Now comes the tight fitting tube made from the smalles brass tube. A dart fits here very snuggly and cannot move through the tube on its own. Start with a length of 2 darts and continually test fire and cut down the tube, until you don’t have blank shots or double-shots anymore. Make sure you completely reload before each test, as the amount of darts in the clip slightly changes the performance. But we need comparable results, so repeat every test faithfully. You can start with measuring the point, where the first dart gets stuck to get an initial impression of what to cut off in any case. Continually cut away to find the sweet spot, where you can fire a full magazine without blank shots or double shots. Be precise. I will have to repeat this step at some point…
Pro-Tipp: Drill an additional hole in the center of the cylinder cap (the one with the 4 screws) so that more air can escape.

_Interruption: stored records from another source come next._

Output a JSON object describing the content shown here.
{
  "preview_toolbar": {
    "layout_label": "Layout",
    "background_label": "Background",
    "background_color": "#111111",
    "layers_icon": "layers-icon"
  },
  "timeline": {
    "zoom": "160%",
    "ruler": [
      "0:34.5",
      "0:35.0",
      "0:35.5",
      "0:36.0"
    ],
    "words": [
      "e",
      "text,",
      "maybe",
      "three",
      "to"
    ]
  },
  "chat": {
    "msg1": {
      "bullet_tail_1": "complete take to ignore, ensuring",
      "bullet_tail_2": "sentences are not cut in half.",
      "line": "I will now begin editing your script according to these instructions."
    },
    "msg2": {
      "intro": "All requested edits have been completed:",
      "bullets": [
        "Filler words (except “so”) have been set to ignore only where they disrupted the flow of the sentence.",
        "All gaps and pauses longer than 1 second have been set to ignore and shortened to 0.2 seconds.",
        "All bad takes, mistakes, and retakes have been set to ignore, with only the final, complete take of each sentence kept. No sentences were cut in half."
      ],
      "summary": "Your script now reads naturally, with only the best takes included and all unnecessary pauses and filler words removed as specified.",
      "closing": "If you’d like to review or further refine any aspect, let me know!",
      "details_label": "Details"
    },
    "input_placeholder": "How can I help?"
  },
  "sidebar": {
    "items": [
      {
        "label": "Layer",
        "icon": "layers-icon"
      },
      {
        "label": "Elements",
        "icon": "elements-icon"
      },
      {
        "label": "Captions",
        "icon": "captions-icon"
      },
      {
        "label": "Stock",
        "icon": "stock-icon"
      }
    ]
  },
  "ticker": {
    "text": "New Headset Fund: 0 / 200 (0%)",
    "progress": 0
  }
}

Otherwise upon shooting a vacuum can occur and slow down the plunger!
Pro-Tipp 2: Treat the inner front end of the cylinder and the moving parts with vaseline and silicon grease. That reduces friction and seals the cylinder.
I won’t go too much into detail about the blaster modding, as there are very good videos for modding the sharpfire on youtube covering the spring mod and brass breech.

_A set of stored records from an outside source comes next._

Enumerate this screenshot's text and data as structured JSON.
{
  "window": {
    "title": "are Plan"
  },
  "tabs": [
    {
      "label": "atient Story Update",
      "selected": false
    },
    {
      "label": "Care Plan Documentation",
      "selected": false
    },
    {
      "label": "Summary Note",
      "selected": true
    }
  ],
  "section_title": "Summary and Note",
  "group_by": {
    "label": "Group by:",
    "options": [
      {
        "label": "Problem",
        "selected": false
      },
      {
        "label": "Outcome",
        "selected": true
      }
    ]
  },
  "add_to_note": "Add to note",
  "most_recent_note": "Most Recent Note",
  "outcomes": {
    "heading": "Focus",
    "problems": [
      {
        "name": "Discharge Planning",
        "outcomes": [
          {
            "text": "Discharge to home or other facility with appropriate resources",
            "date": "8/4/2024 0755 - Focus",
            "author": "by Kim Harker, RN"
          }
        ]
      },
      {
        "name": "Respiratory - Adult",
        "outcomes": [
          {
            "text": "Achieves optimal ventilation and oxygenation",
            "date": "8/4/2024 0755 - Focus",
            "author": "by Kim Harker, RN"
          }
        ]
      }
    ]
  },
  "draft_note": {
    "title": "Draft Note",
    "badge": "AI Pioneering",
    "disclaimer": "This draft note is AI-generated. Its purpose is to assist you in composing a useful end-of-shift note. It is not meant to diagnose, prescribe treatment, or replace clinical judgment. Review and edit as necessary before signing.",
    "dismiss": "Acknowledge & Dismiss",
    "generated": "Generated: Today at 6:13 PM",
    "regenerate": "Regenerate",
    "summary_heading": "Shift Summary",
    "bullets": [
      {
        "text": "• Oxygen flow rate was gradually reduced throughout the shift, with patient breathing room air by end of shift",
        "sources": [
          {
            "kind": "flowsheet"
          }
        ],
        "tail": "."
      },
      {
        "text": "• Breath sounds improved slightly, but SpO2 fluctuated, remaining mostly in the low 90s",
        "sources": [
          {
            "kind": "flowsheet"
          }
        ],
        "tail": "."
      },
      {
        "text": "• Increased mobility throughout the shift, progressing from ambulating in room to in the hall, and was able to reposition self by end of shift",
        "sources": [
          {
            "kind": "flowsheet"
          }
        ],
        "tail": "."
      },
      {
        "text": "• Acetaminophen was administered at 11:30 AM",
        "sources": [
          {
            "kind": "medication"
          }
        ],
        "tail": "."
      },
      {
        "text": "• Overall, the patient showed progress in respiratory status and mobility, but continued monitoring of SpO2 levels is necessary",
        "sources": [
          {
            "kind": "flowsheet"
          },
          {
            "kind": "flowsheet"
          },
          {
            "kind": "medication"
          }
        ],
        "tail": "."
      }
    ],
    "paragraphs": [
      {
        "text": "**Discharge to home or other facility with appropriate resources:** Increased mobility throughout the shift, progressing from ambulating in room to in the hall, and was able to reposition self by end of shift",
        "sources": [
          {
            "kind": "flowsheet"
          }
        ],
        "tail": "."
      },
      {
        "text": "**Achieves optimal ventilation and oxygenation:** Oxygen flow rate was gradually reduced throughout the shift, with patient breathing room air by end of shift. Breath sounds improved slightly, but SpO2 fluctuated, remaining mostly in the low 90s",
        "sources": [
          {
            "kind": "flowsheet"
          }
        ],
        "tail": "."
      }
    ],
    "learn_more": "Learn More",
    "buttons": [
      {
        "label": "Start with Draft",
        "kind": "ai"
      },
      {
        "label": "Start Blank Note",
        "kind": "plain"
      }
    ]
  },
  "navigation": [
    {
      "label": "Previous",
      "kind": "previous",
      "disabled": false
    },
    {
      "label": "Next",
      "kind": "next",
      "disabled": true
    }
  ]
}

Phase 2: Preparing the stock and creating the outer barrel
Preparing the stock
Preparing the stock mostly means rasping, sawing or in any other way removing a lot of material to make room for the remains of the sharpfire. I didn’t have to change anything in front, the outer barrel fitted perfectly to the stock assembly. Depending on your shaft you will have to come up with a way to mount your NERF, stock and outer barrel. I put a hole in the 30mm fitting, the whole assembly is held in place by only one screw! I also used a cable tie to secure the cylinder just in case. The remains of the sharpfire fit perfectly to the back of the assembly, so everything is stable and stays where it should.
Creating the outer barrel

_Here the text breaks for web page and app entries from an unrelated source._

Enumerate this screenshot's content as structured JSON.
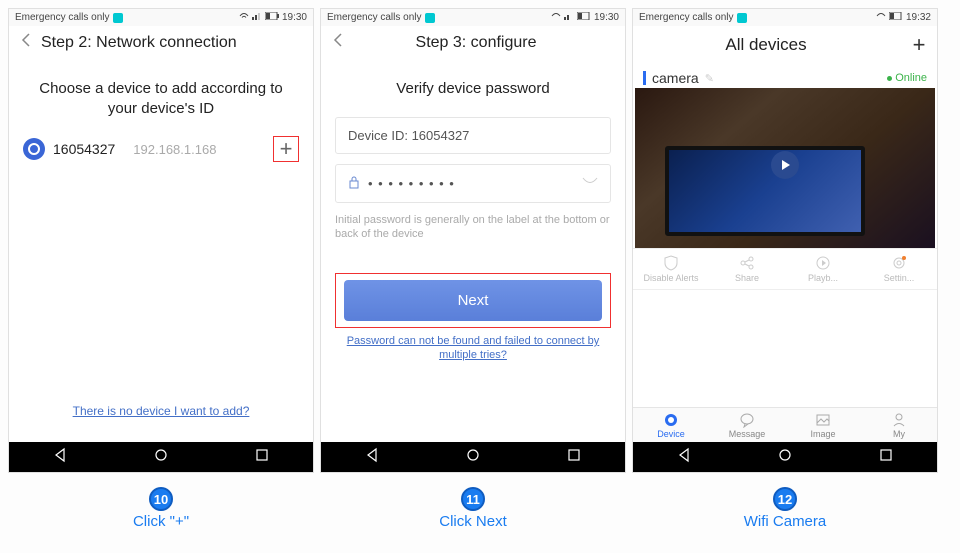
{
  "screen1": {
    "status": {
      "carrier": "Emergency calls only",
      "time": "19:30"
    },
    "header_title": "Step 2: Network connection",
    "subtitle": "Choose a device to add according to your device's ID",
    "device": {
      "id": "16054327",
      "ip": "192.168.1.168"
    },
    "no_device_link": "There is no device I want to add?"
  },
  "screen2": {
    "status": {
      "carrier": "Emergency calls only",
      "time": "19:30"
    },
    "header_title": "Step 3: configure",
    "subtitle": "Verify device password",
    "device_id_label": "Device ID: 16054327",
    "password_mask": "• • • • • • • • •",
    "hint": "Initial password is generally on the label at the bottom or back of the device",
    "next_button": "Next",
    "tries_link": "Password can not be found and failed to connect by multiple tries?"
  },
  "screen3": {
    "status": {
      "carrier": "Emergency calls only",
      "time": "19:32"
    },
    "header_title": "All devices",
    "camera_name": "camera",
    "online_label": "Online",
    "actions": {
      "disable": "Disable Alerts",
      "share": "Share",
      "playback": "Playb...",
      "settings": "Settin..."
    },
    "nav": {
      "device": "Device",
      "message": "Message",
      "image": "Image",
      "my": "My"
    }
  },
  "captions": {
    "c10": {
      "num": "10",
      "text": "Click \"+\""
    },
    "c11": {
      "num": "11",
      "text": "Click Next"
    },
    "c12": {
      "num": "12",
      "text": "Wifi Camera"
    }
  }
}
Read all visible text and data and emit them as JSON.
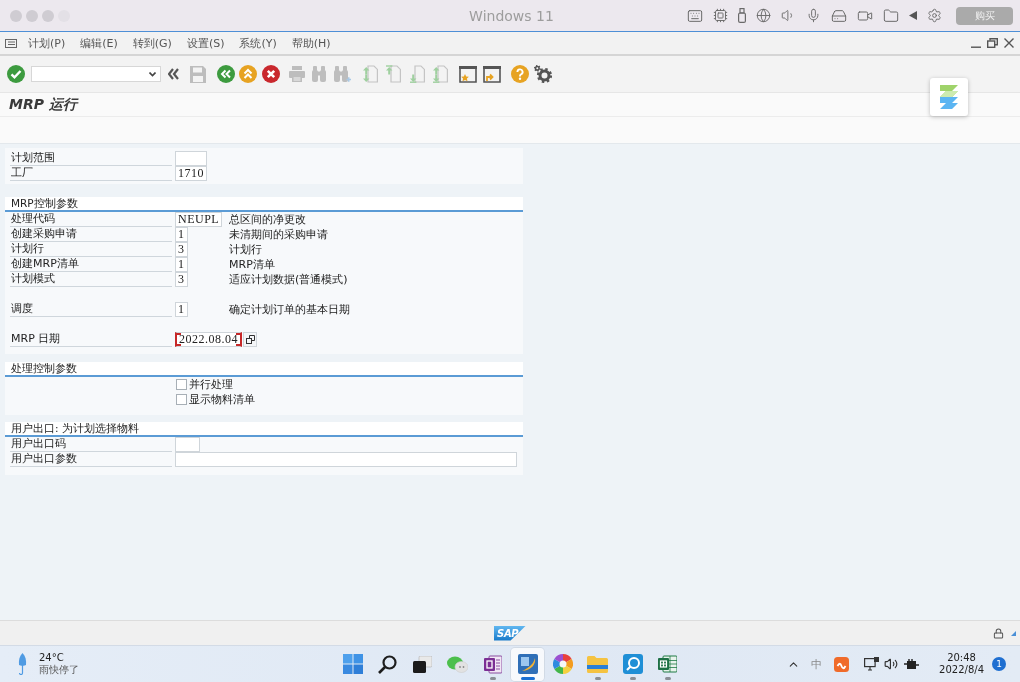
{
  "window": {
    "title": "Windows 11",
    "buy_button": "购买"
  },
  "menu": [
    "计划(P)",
    "编辑(E)",
    "转到(G)",
    "设置(S)",
    "系统(Y)",
    "帮助(H)"
  ],
  "toolbar": [
    {
      "kind": "enter",
      "disabled": false
    },
    {
      "kind": "command_field"
    },
    {
      "kind": "collapse",
      "disabled": false
    },
    {
      "kind": "save",
      "disabled": true
    },
    {
      "kind": "back",
      "disabled": false
    },
    {
      "kind": "exit",
      "disabled": false
    },
    {
      "kind": "cancel",
      "disabled": false
    },
    {
      "kind": "print",
      "disabled": true
    },
    {
      "kind": "find",
      "disabled": true
    },
    {
      "kind": "find_next",
      "disabled": true
    },
    {
      "kind": "first_page",
      "disabled": true
    },
    {
      "kind": "previous_page",
      "disabled": true
    },
    {
      "kind": "next_page",
      "disabled": true
    },
    {
      "kind": "last_page",
      "disabled": true
    },
    {
      "kind": "create_session",
      "disabled": false
    },
    {
      "kind": "shortcut",
      "disabled": false
    },
    {
      "kind": "help",
      "disabled": false
    },
    {
      "kind": "layout",
      "disabled": false
    }
  ],
  "screen_title": "MRP 运行",
  "selection": [
    {
      "label": "计划范围",
      "focused": false
    },
    {
      "label": "工厂",
      "value": "1710",
      "focused": false
    }
  ],
  "groups": [
    {
      "kind": "fields",
      "title": "MRP控制参数",
      "blocks": [
        [
          {
            "kind": "field",
            "label": "处理代码",
            "value": "NEUPL",
            "description": "总区间的净更改",
            "focused": false
          },
          {
            "kind": "field",
            "label": "创建采购申请",
            "value": "1",
            "description": "未清期间的采购申请",
            "focused": false
          },
          {
            "kind": "field",
            "label": "计划行",
            "value": "3",
            "description": "计划行",
            "focused": false
          },
          {
            "kind": "field",
            "label": "创建MRP清单",
            "value": "1",
            "description": "MRP清单",
            "focused": false
          },
          {
            "kind": "field",
            "label": "计划模式",
            "value": "3",
            "description": "适应计划数据(普通模式)",
            "focused": false
          }
        ],
        [
          {
            "kind": "field",
            "label": "调度",
            "value": "1",
            "description": "确定计划订单的基本日期",
            "focused": false
          }
        ],
        [
          {
            "kind": "date",
            "label": "MRP 日期",
            "value": "2022.08.04",
            "focused": true
          }
        ]
      ]
    },
    {
      "kind": "checkboxes",
      "title": "处理控制参数",
      "checkboxes": [
        {
          "label": "并行处理",
          "checked": false
        },
        {
          "label": "显示物料清单",
          "checked": false
        }
      ]
    },
    {
      "kind": "fields",
      "title": "用户出口: 为计划选择物料",
      "blocks": [
        [
          {
            "kind": "field",
            "label": "用户出口码",
            "focused": false
          },
          {
            "kind": "field",
            "label": "用户出口参数",
            "focused": false
          }
        ]
      ]
    }
  ],
  "status_bar": {
    "logo": "SAP"
  },
  "taskbar": {
    "weather": {
      "temperature": "24°C",
      "condition": "雨快停了"
    },
    "apps": [
      {
        "kind": "start",
        "selected": false,
        "running": false
      },
      {
        "kind": "search",
        "selected": false,
        "running": false
      },
      {
        "kind": "task_view",
        "selected": false,
        "running": false
      },
      {
        "kind": "chat",
        "selected": false,
        "running": false
      },
      {
        "kind": "notebook",
        "selected": false,
        "running": true
      },
      {
        "kind": "sap_logon",
        "selected": true,
        "running": true
      },
      {
        "kind": "color_wheel",
        "selected": false,
        "running": false
      },
      {
        "kind": "folder",
        "selected": false,
        "running": true
      },
      {
        "kind": "magnifier",
        "selected": false,
        "running": true
      },
      {
        "kind": "spreadsheet",
        "selected": false,
        "running": true
      }
    ],
    "input_method": "中",
    "time": "20:48",
    "date": "2022/8/4",
    "notifications": "1"
  }
}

I made the outer barrel from copper tube I bought at the supply store. You can use steel if you have the opportunity to weld. I recommend copper and brass as these can stably be soldered, the poor man’s welding. I cut of a ring from the tube of about a centimeter width, drilled through it and put a nail in. This will be my front sight. File both round surfaces flat where they shall connect and solder it on with a lot of solder. The back side can simply be made from a piece of brass or copper sheet metal, file in a notch in the center and solder it onto the barrel as well.
My barrel unfortunately only begins behind the breech. It would be better if that would lead all the way up to the cylinder and be cut (dremel) in such a way that it also leads the movement of the bolt. I think that might look better than my variant and also be a bit more resilient. When everything fits snugly and shoots correctly (test!), you can glue the brass breech into the outer barrel with epoxy. Make sure the epoxy only goes where its supposed to or you might ruin the inner barrel!
Phase 3: Optical tuning
Put in a small piece of wood with a slot shaped hole to cover up the underside of the rifle and provide guidance for the trigger movement. This way you cant look into the underside. The extended trigger might move sideways otherwise.
I made the fake magazine box from a strongly modded old buzzbee magazine filled with milliput, but you can use anything to build the dummy. Afterwards we have to bend the trigger guard from 2-4 mm sheet metal. When you got the shape right, drill holes in it and screw it fast to the dummy mag and the rifle stock.
For the plastic and metal parts I used a primer, then coloured it in one layer of black, then silver, then dark grey. Since I wanted a nice postapocalyptic style, I also used a special rust product. Obviously, there is no limit to your creativity when it comes to the optical modding.